## [Your task]
The job is to find each line in the entries holding the string "value" and copy that line.
--*--
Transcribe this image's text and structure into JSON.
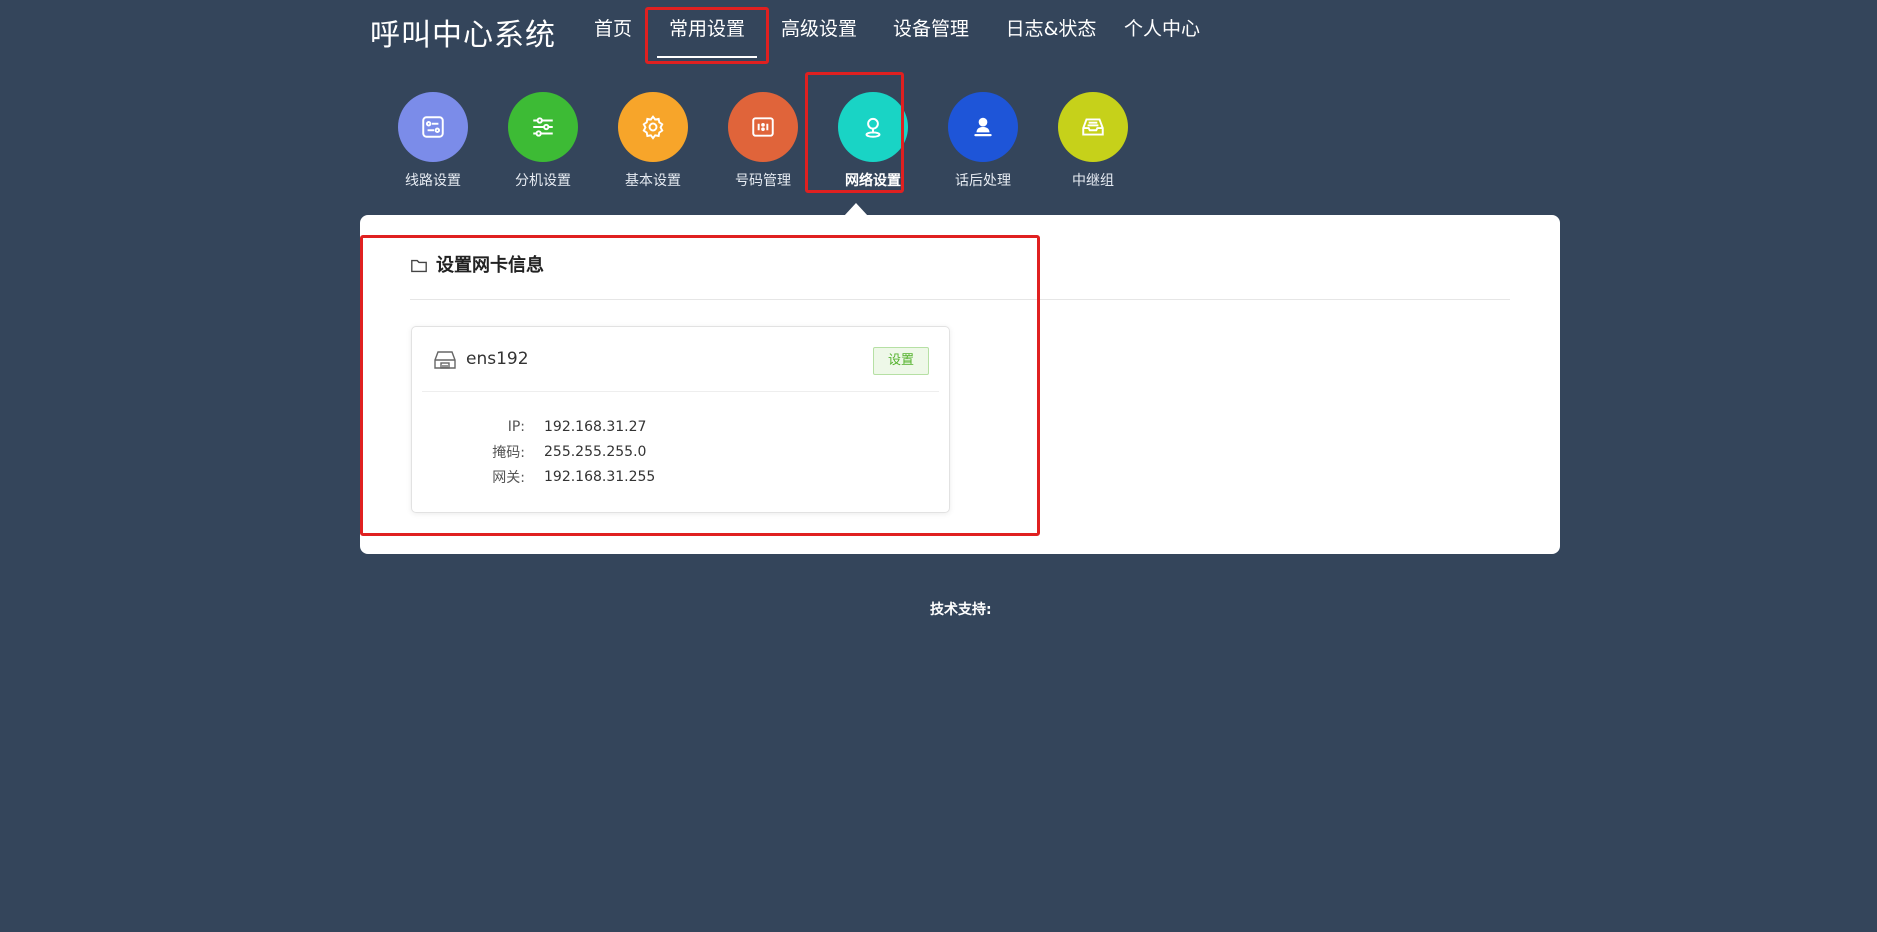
{
  "brand": "呼叫中心系统",
  "nav": [
    {
      "label": "首页",
      "active": false
    },
    {
      "label": "常用设置",
      "active": true
    },
    {
      "label": "高级设置",
      "active": false
    },
    {
      "label": "设备管理",
      "active": false
    },
    {
      "label": "日志&状态",
      "active": false
    },
    {
      "label": "个人中心",
      "active": false
    }
  ],
  "tools": [
    {
      "label": "线路设置",
      "icon": "route-settings-icon",
      "color": "#7b8ce9",
      "active": false
    },
    {
      "label": "分机设置",
      "icon": "sliders-icon",
      "color": "#3dbb35",
      "active": false
    },
    {
      "label": "基本设置",
      "icon": "gear-icon",
      "color": "#f7a52a",
      "active": false
    },
    {
      "label": "号码管理",
      "icon": "number-card-icon",
      "color": "#e0643a",
      "active": false
    },
    {
      "label": "网络设置",
      "icon": "location-pin-icon",
      "color": "#19d4c5",
      "active": true
    },
    {
      "label": "话后处理",
      "icon": "user-stamp-icon",
      "color": "#1e55d8",
      "active": false
    },
    {
      "label": "中继组",
      "icon": "inbox-tray-icon",
      "color": "#c6d11a",
      "active": false
    }
  ],
  "panel": {
    "title": "设置网卡信息",
    "card": {
      "name": "ens192",
      "button": "设置",
      "fields": [
        {
          "key": "IP:",
          "value": "192.168.31.27"
        },
        {
          "key": "掩码:",
          "value": "255.255.255.0"
        },
        {
          "key": "网关:",
          "value": "192.168.31.255"
        }
      ]
    }
  },
  "footer": "技术支持:"
}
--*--
## [Output below]
          "value": "192.168.31.27"
          "value": "255.255.255.0"
          "value": "192.168.31.255"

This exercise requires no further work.